director's note

Film still from People I Could Have Been and Maybe Am, Boris Gerrets, 2010

There was no script. Only a vague idea of a film as an attempt to break through the wall of anonymity we all know so well when we travel through the city. This film would be like a social space, a place of encounter. But meeting someone among a city crowd is hard and the camera is a particularly uncompromising intruder. In retrospect, it wasn’t surprising that the people I finally met were in various ways outsiders, homeless drifters through the urban space, a bit like myself. It led to a film that was mostly shot in transient places: the street, taxis,hotel rooms, coffeeshops.

Filming creates one moment while it destroys another one. That is the paradox that defines cinemas’ relationship to reality. This became apparent to me in the continuous negotiation between different interests,between me and my camera, my subjects and our emerging friendships. To my protagonists it was clearearly in the process that they where my actors whose real life extended into the space created by the film. While they were living their life in the first person, I was filming their second persona, the one that pertains to the space of the cinematic narrative. This included myself, which is what made things complicated at times. There is darkness in the film, cinematic darkness. In other words, how the camera records the absence of light - in this case, the mobile phone camera with its rough, grainy images. Inside that darkness resonates my own feeling of the city, its yearning, its mysteries and secrets. There is another layer in the film, embodied by anonymous phone conversations.
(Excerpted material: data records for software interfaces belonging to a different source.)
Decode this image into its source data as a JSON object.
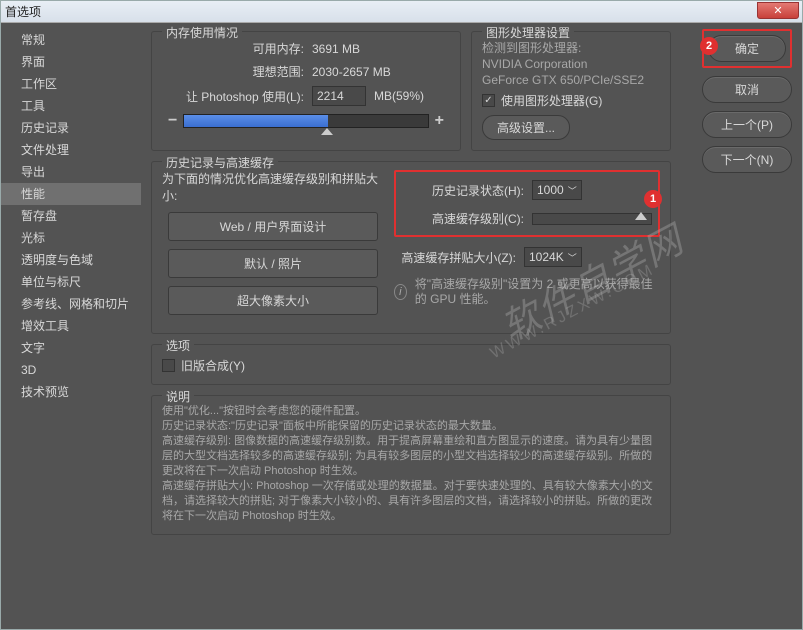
{
  "window": {
    "title": "首选项"
  },
  "sidebar": {
    "items": [
      {
        "label": "常规"
      },
      {
        "label": "界面"
      },
      {
        "label": "工作区"
      },
      {
        "label": "工具"
      },
      {
        "label": "历史记录"
      },
      {
        "label": "文件处理"
      },
      {
        "label": "导出"
      },
      {
        "label": "性能",
        "selected": true
      },
      {
        "label": "暂存盘"
      },
      {
        "label": "光标"
      },
      {
        "label": "透明度与色域"
      },
      {
        "label": "单位与标尺"
      },
      {
        "label": "参考线、网格和切片"
      },
      {
        "label": "增效工具"
      },
      {
        "label": "文字"
      },
      {
        "label": "3D"
      },
      {
        "label": "技术预览"
      }
    ]
  },
  "rightButtons": {
    "ok": "确定",
    "cancel": "取消",
    "prev": "上一个(P)",
    "next": "下一个(N)"
  },
  "memory": {
    "legend": "内存使用情况",
    "available_label": "可用内存:",
    "available_value": "3691 MB",
    "ideal_label": "理想范围:",
    "ideal_value": "2030-2657 MB",
    "ps_use_label": "让 Photoshop 使用(L):",
    "ps_use_value": "2214",
    "ps_use_unit": "MB(59%)",
    "slider_percent": 59
  },
  "gpu": {
    "legend": "图形处理器设置",
    "detected_label": "检测到图形处理器:",
    "vendor": "NVIDIA Corporation",
    "model": "GeForce GTX 650/PCIe/SSE2",
    "use_gpu": "使用图形处理器(G)",
    "use_gpu_checked": true,
    "advanced": "高级设置..."
  },
  "history": {
    "legend": "历史记录与高速缓存",
    "optimize_text": "为下面的情况优化高速缓存级别和拼贴大小:",
    "btn_web": "Web / 用户界面设计",
    "btn_default": "默认 / 照片",
    "btn_huge": "超大像素大小",
    "states_label": "历史记录状态(H):",
    "states_value": "1000",
    "cache_level_label": "高速缓存级别(C):",
    "tile_label": "高速缓存拼贴大小(Z):",
    "tile_value": "1024K",
    "gpu_note": "将\"高速缓存级别\"设置为 2 或更高以获得最佳的 GPU 性能。"
  },
  "options": {
    "legend": "选项",
    "legacy": "旧版合成(Y)",
    "legacy_checked": false
  },
  "desc": {
    "legend": "说明",
    "text": "使用\"优化...\"按钮时会考虑您的硬件配置。\n历史记录状态:\"历史记录\"面板中所能保留的历史记录状态的最大数量。\n高速缓存级别: 图像数据的高速缓存级别数。用于提高屏幕重绘和直方图显示的速度。请为具有少量图层的大型文档选择较多的高速缓存级别; 为具有较多图层的小型文档选择较少的高速缓存级别。所做的更改将在下一次启动 Photoshop 时生效。\n高速缓存拼贴大小: Photoshop 一次存储或处理的数据量。对于要快速处理的、具有较大像素大小的文档，请选择较大的拼贴; 对于像素大小较小的、具有许多图层的文档，请选择较小的拼贴。所做的更改将在下一次启动 Photoshop 时生效。"
  },
  "callouts": {
    "c1": "1",
    "c2": "2"
  },
  "watermark": {
    "main": "软件自学网",
    "sub": "WWW.RJZXW.COM"
  }
}
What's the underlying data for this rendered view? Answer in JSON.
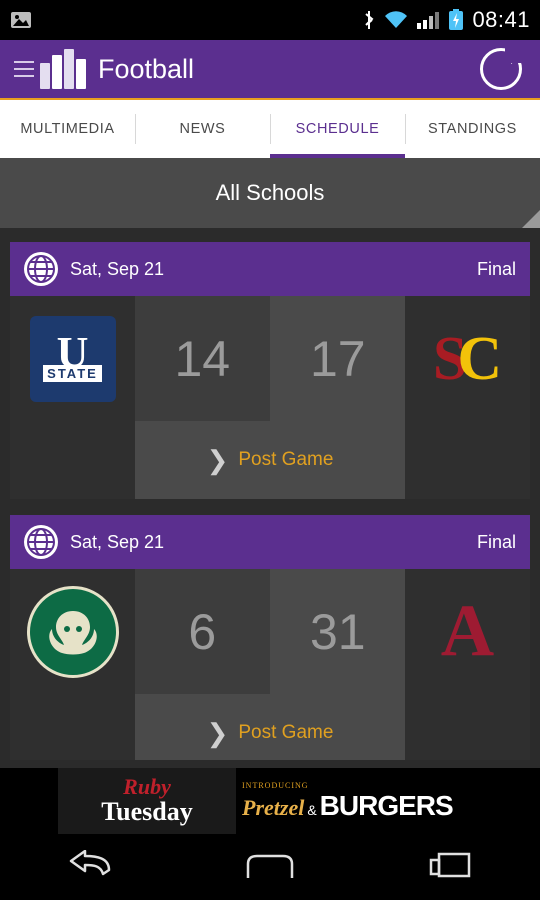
{
  "statusbar": {
    "time": "08:41",
    "icons": [
      "image-icon",
      "bluetooth-icon",
      "wifi-icon",
      "signal-icon",
      "battery-icon"
    ]
  },
  "appbar": {
    "title": "Football",
    "menu_icon": "hamburger-icon",
    "logo_icon": "stadium-logo-icon",
    "refresh_icon": "refresh-icon"
  },
  "tabs": [
    {
      "label": "MULTIMEDIA",
      "active": false
    },
    {
      "label": "NEWS",
      "active": false
    },
    {
      "label": "SCHEDULE",
      "active": true
    },
    {
      "label": "STANDINGS",
      "active": false
    }
  ],
  "filter": {
    "label": "All Schools",
    "resize_icon": "resize-handle-icon"
  },
  "games": [
    {
      "date": "Sat, Sep 21",
      "status": "Final",
      "globe_icon": "globe-icon",
      "away": {
        "name": "Utah State",
        "score": "14",
        "logo": "utah-state-logo"
      },
      "home": {
        "name": "USC",
        "score": "17",
        "logo": "usc-logo"
      },
      "action": {
        "label": "Post Game",
        "icon": "chevron-right-icon"
      }
    },
    {
      "date": "Sat, Sep 21",
      "status": "Final",
      "globe_icon": "globe-icon",
      "away": {
        "name": "Colorado State",
        "score": "6",
        "logo": "colorado-state-logo"
      },
      "home": {
        "name": "Alabama",
        "score": "31",
        "logo": "alabama-logo"
      },
      "action": {
        "label": "Post Game",
        "icon": "chevron-right-icon"
      }
    }
  ],
  "ad": {
    "brand_line1": "Ruby",
    "brand_line2": "Tuesday",
    "intro": "INTRODUCING",
    "item1": "Pretzel",
    "amp": "&",
    "item2": "BURGERS"
  },
  "navbar": {
    "back": "back-icon",
    "home": "home-icon",
    "recents": "recents-icon"
  },
  "colors": {
    "brand_purple": "#5b2f8f",
    "accent_gold": "#e0a020",
    "bar_background": "#4a4a4a"
  }
}
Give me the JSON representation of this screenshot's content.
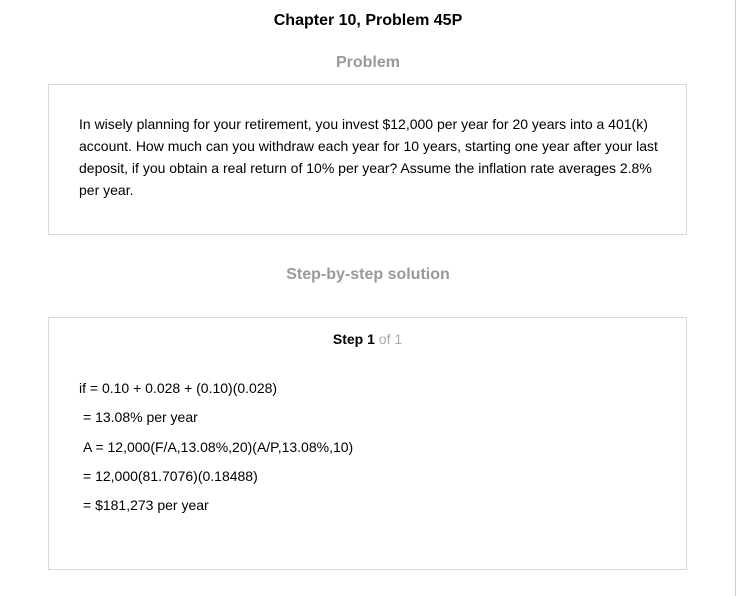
{
  "page": {
    "title": "Chapter 10, Problem 45P"
  },
  "problem": {
    "heading": "Problem",
    "text": "In wisely planning for your retirement, you invest $12,000 per year for 20 years into a 401(k) account. How much can you withdraw each year for 10 years, starting one year after your last deposit, if you obtain a real return of 10% per year? Assume the inflation rate averages 2.8% per year."
  },
  "solution": {
    "heading": "Step-by-step solution",
    "step": {
      "word": "Step",
      "number": "1",
      "of_text": "of 1"
    },
    "lines": [
      "if = 0.10 + 0.028 + (0.10)(0.028)",
      "= 13.08% per year",
      "A = 12,000(F/A,13.08%,20)(A/P,13.08%,10)",
      "= 12,000(81.7076)(0.18488)",
      "= $181,273 per year"
    ]
  }
}
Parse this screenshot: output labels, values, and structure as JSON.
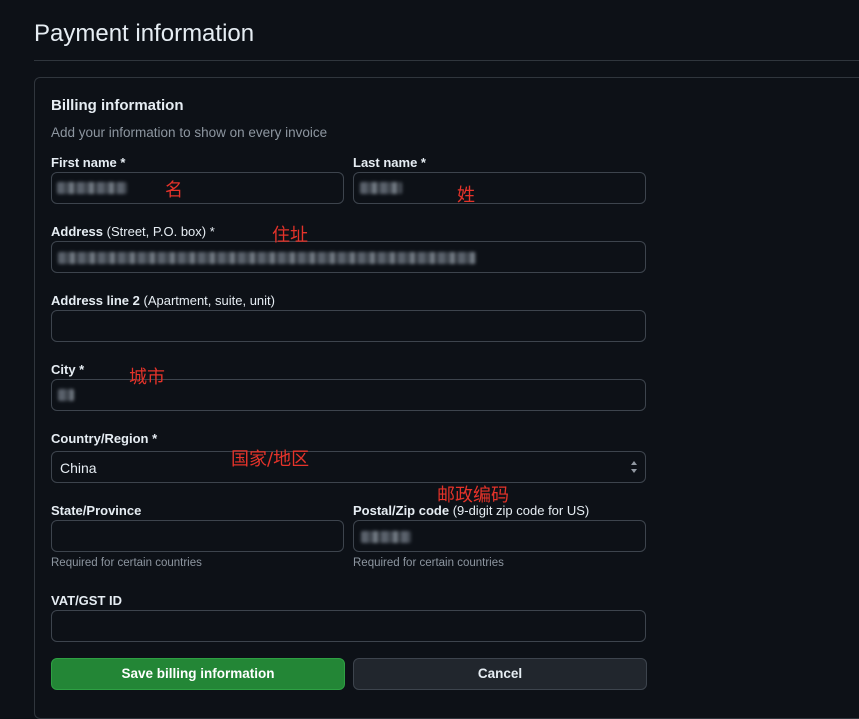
{
  "page": {
    "title": "Payment information"
  },
  "billing": {
    "title": "Billing information",
    "description": "Add your information to show on every invoice",
    "first_name": {
      "label": "First name *",
      "value": ""
    },
    "last_name": {
      "label": "Last name *",
      "value": ""
    },
    "address": {
      "label": "Address",
      "hint": " (Street, P.O. box) *",
      "value": ""
    },
    "address2": {
      "label": "Address line 2",
      "hint": " (Apartment, suite, unit)",
      "value": ""
    },
    "city": {
      "label": "City *",
      "value": ""
    },
    "country": {
      "label": "Country/Region *",
      "value": "China"
    },
    "state": {
      "label": "State/Province",
      "help": "Required for certain countries",
      "value": ""
    },
    "postal": {
      "label": "Postal/Zip code",
      "hint": " (9-digit zip code for US)",
      "help": "Required for certain countries",
      "value": ""
    },
    "vat": {
      "label": "VAT/GST ID",
      "value": ""
    }
  },
  "annotations": {
    "first_name": "名",
    "last_name": "姓",
    "address": "住址",
    "city": "城市",
    "country": "国家/地区",
    "postal": "邮政编码"
  },
  "buttons": {
    "save": "Save billing information",
    "cancel": "Cancel"
  },
  "colors": {
    "accent_green": "#238636",
    "annotation_red": "#e5332a",
    "background": "#0d1117"
  }
}
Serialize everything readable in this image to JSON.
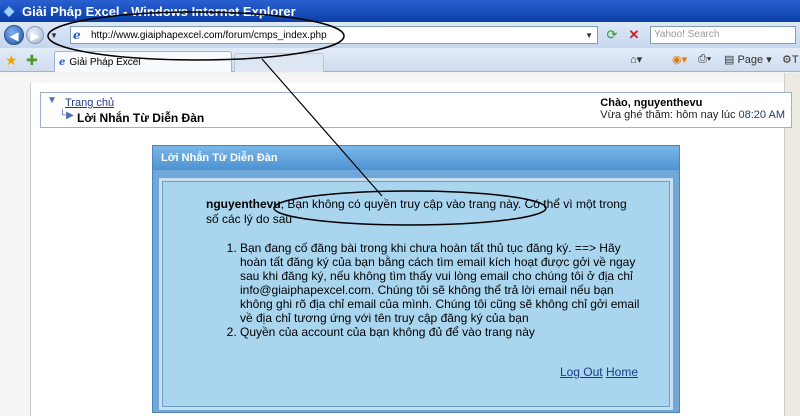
{
  "window": {
    "title": "Giải Pháp Excel - Windows Internet Explorer"
  },
  "addressbar": {
    "url": "http://www.giaiphapexcel.com/forum/cmps_index.php"
  },
  "search": {
    "placeholder": "Yahoo! Search"
  },
  "tab": {
    "title": "Giải Pháp Excel"
  },
  "commands": {
    "page": "Page",
    "tools_initial": "T"
  },
  "breadcrumb": {
    "home": "Trang chủ",
    "current": "Lời Nhắn Từ Diễn Đàn"
  },
  "welcome": {
    "greeting": "Chào, nguyenthevu",
    "last_visit_label": "Vừa ghé thăm: hôm nay lúc",
    "last_visit_time": "08:20 AM"
  },
  "panel": {
    "title": "Lời Nhắn Từ Diễn Đàn",
    "username": "nguyenthevu",
    "message": ", Bạn không có quyền truy cập vào trang này. Có thể vì một trong số các lý do sau",
    "reasons": [
      "Bạn đang cố đăng bài trong khi chưa hoàn tất thủ tục đăng ký. ==> Hãy hoàn tất đăng ký của bạn bằng cách tìm email kích hoạt được gởi về ngay sau khi đăng ký, nếu không tìm thấy vui lòng email cho chúng tôi ở địa chỉ info@giaiphapexcel.com. Chúng tôi sẽ không thể trả lời email nếu bạn không ghi rõ địa chỉ email của mình. Chúng tôi cũng sẽ không chỉ gởi email về địa chỉ tương ứng với tên truy cập đăng ký của bạn",
      "Quyền của account của bạn không đủ để vào trang này"
    ],
    "logout": "Log Out",
    "home": "Home"
  },
  "colors": {
    "titlebar": "#0a3fa8",
    "panel_header": "#4e92d0",
    "panel_body": "#a9d5ef",
    "link": "#1d3b8a"
  }
}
They represent the collective voice of the city, bouncing about in a virtual and electronic dome that stretches over its skyline.